That’s where I was at with Lantana Games’ Children of Liberty. After watching it grow over the course of two years I expected the worst when I didn’t see it entered again for the upcoming Independent Games Festival. So I was more than surprised to see the news yesterday announcing a slew of familiar actors lending their voices to the game’s up-til-now placeholder cast.

Ashly Burch (“Borderlands 2,” “Hey Ash Whatcha Playin’?”) as Sarah; Sarah Elmaleh (“Skulls of the Shogun,” “Gone Home”) as Ally, Margaret Gage, and others; Sean Chiplock (“Dust: An Elysian Tail,” “Freedom Planet”) as Doug and William Dawes; and Chris Rando (“Dance Central 3,” “Codename Cygnus”) as Joseph, the Lieutenant, and others.

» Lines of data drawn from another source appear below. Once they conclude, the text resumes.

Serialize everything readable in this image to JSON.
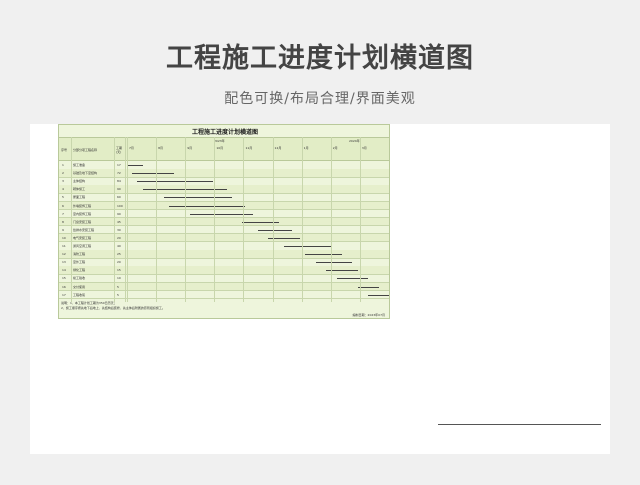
{
  "banner": {
    "title": "工程施工进度计划横道图",
    "subtitle": "配色可换/布局合理/界面美观"
  },
  "sheet": {
    "title": "工程施工进度计划横道图",
    "col_no": "序号",
    "col_task": "分部分项工程名称",
    "col_days": "工期(天)",
    "year1": "2023年",
    "year2": "2024年",
    "months": [
      "7月",
      "8月",
      "9月",
      "10月",
      "11月",
      "12月",
      "1月",
      "2月",
      "3月"
    ],
    "tasks": [
      {
        "no": "1",
        "name": "施工准备",
        "days": "17",
        "start": 0.0,
        "end": 0.06
      },
      {
        "no": "2",
        "name": "基础及地下室结构",
        "days": "72",
        "start": 0.02,
        "end": 0.18
      },
      {
        "no": "3",
        "name": "主体结构",
        "days": "84",
        "start": 0.04,
        "end": 0.33
      },
      {
        "no": "4",
        "name": "砌体施工",
        "days": "90",
        "start": 0.06,
        "end": 0.38
      },
      {
        "no": "5",
        "name": "屋面工程",
        "days": "60",
        "start": 0.14,
        "end": 0.4
      },
      {
        "no": "6",
        "name": "外墙装饰工程",
        "days": "100",
        "start": 0.16,
        "end": 0.45
      },
      {
        "no": "7",
        "name": "室内装饰工程",
        "days": "90",
        "start": 0.24,
        "end": 0.48
      },
      {
        "no": "8",
        "name": "门窗安装工程",
        "days": "45",
        "start": 0.44,
        "end": 0.58
      },
      {
        "no": "9",
        "name": "给排水安装工程",
        "days": "30",
        "start": 0.5,
        "end": 0.63
      },
      {
        "no": "10",
        "name": "电气安装工程",
        "days": "20",
        "start": 0.54,
        "end": 0.66
      },
      {
        "no": "11",
        "name": "通风空调工程",
        "days": "40",
        "start": 0.6,
        "end": 0.78
      },
      {
        "no": "12",
        "name": "消防工程",
        "days": "25",
        "start": 0.68,
        "end": 0.82
      },
      {
        "no": "13",
        "name": "室外工程",
        "days": "20",
        "start": 0.72,
        "end": 0.86
      },
      {
        "no": "14",
        "name": "绿化工程",
        "days": "15",
        "start": 0.76,
        "end": 0.88
      },
      {
        "no": "15",
        "name": "竣工验收",
        "days": "10",
        "start": 0.8,
        "end": 0.92
      },
      {
        "no": "16",
        "name": "交付使用",
        "days": "5",
        "start": 0.88,
        "end": 0.96
      },
      {
        "no": "17",
        "name": "工程收尾",
        "days": "5",
        "start": 0.92,
        "end": 1.0
      }
    ],
    "notes": [
      "说明：1、本工程计划工期为350日历天；",
      "2、施工顺序按先地下后地上、先结构后装修、先主体后附属的原则组织施工。"
    ],
    "sign_label": "编制日期：2023年07月"
  }
}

In addition, the game includes Ed Mace (“Heroes of Newerth,” “Tiny Thief”) as Samuel Adams; Chris Ciulla (“Fallout: New Vegas,” “Dissidia 012: Final Fantasy”) as Benjamin Church and others; Cyrus Nemati (“Quest for Infamy”) as Royal Governor Thomas Gage; Billy Nichols (Structure Gaming) as Samuel Prescott; and Geoffrey Campbell (Captain of the New England Patriots Endzone Militia) as Paul Revere.

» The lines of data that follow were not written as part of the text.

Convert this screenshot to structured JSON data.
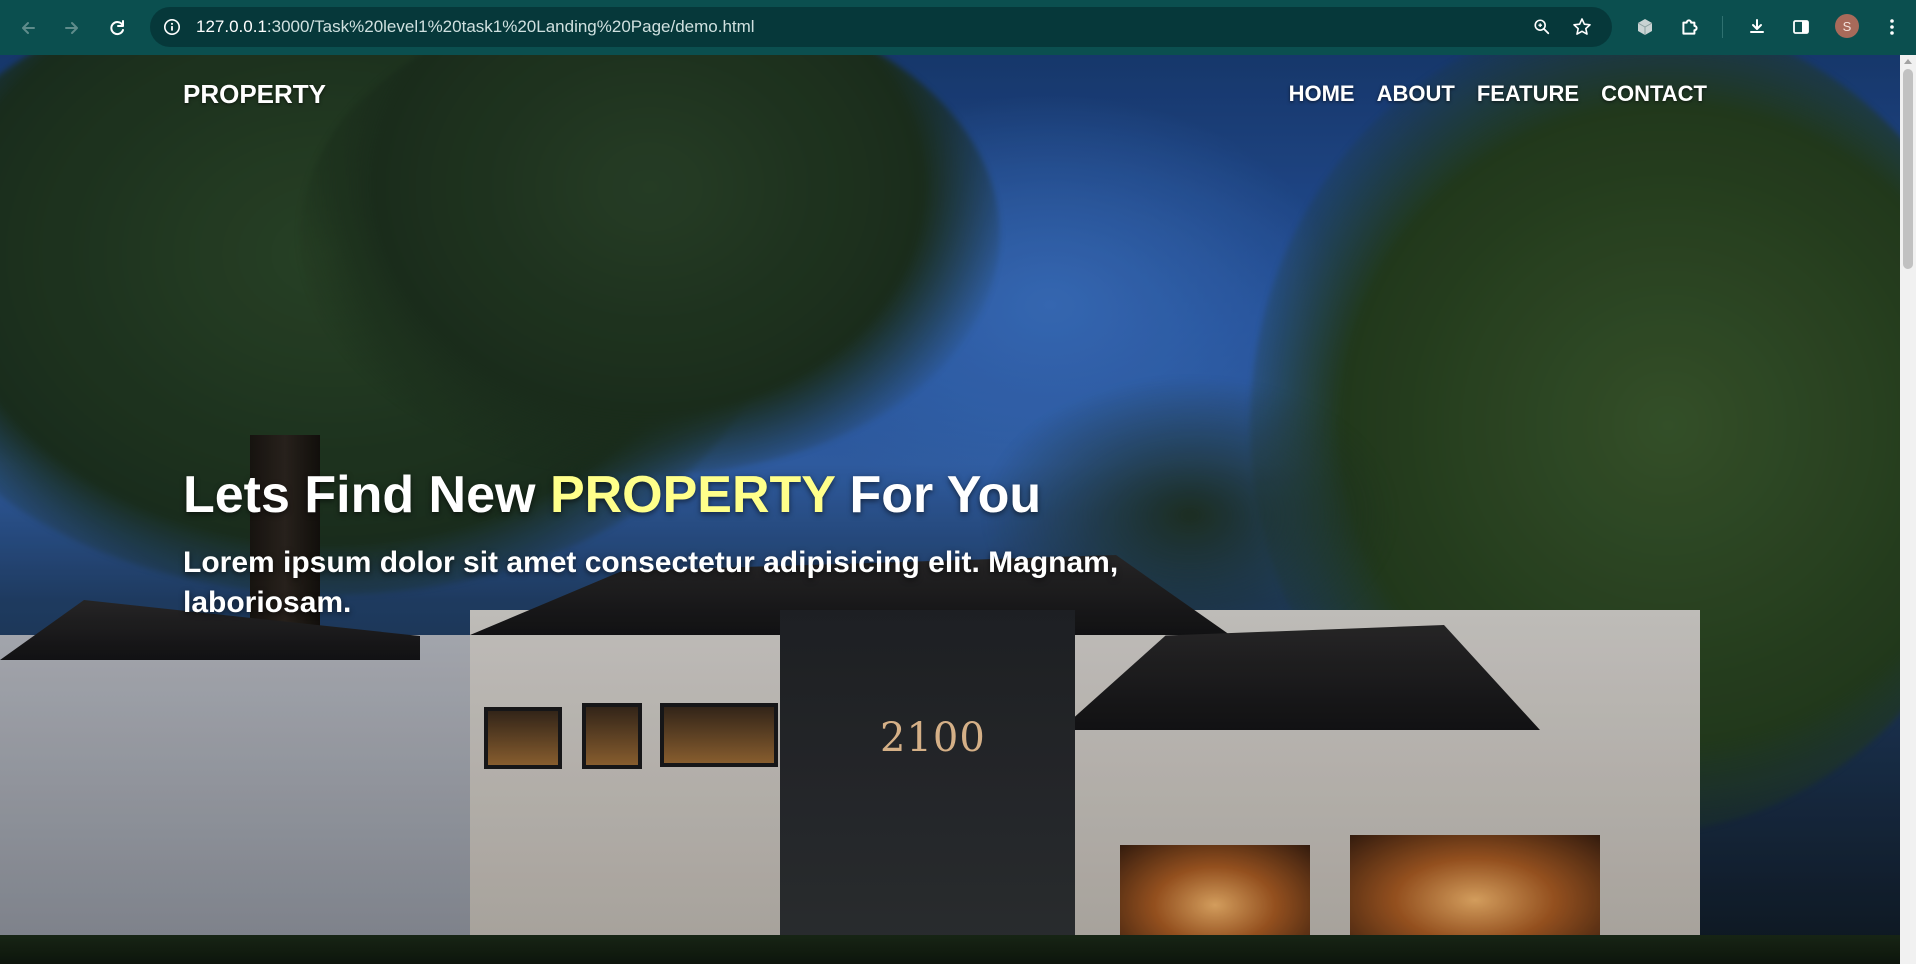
{
  "browser": {
    "url_host": "127.0.0.1",
    "url_rest": ":3000/Task%20level1%20task1%20Landing%20Page/demo.html",
    "profile_initial": "S"
  },
  "site": {
    "brand": "PROPERTY",
    "nav": [
      "HOME",
      "ABOUT",
      "FEATURE",
      "CONTACT"
    ]
  },
  "hero": {
    "title_before": "Lets Find New",
    "title_accent": "PROPERTY",
    "title_after": "For You",
    "subtitle": "Lorem ipsum dolor sit amet consectetur adipisicing elit. Magnam, laboriosam.",
    "sign_text": "2100"
  },
  "colors": {
    "chrome": "#0b4f4f",
    "accent_yellow": "#ffff8a"
  }
}
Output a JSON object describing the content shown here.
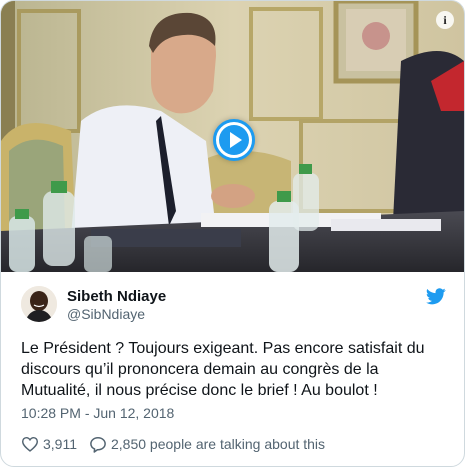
{
  "media": {
    "play_icon": "play-icon",
    "info_glyph": "i"
  },
  "author": {
    "display_name": "Sibeth Ndiaye",
    "handle": "@SibNdiaye"
  },
  "tweet": {
    "text": "Le Président ? Toujours exigeant. Pas encore satisfait du discours qu’il prononcera demain au congrès de la Mutualité, il nous précise donc le brief ! Au boulot !",
    "timestamp": "10:28 PM - Jun 12, 2018"
  },
  "actions": {
    "likes": "3,911",
    "talking": "2,850 people are talking about this"
  },
  "colors": {
    "accent": "#1d9bf0",
    "text": "#0f1419",
    "secondary": "#536471"
  }
}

I admit, I don’t know many of them by name but those credits are mighty impressive. I’m also happy the game didn’t explode and even happier to hear that it’s coming to Steam (albeit in Early Access) this Spring. A quick primer on the game itself: it’s a 2D stealth adventure in a 3D world set in Colonial Boston just before the American Revolution. Ya know what, here, this probably requires some visual explanation.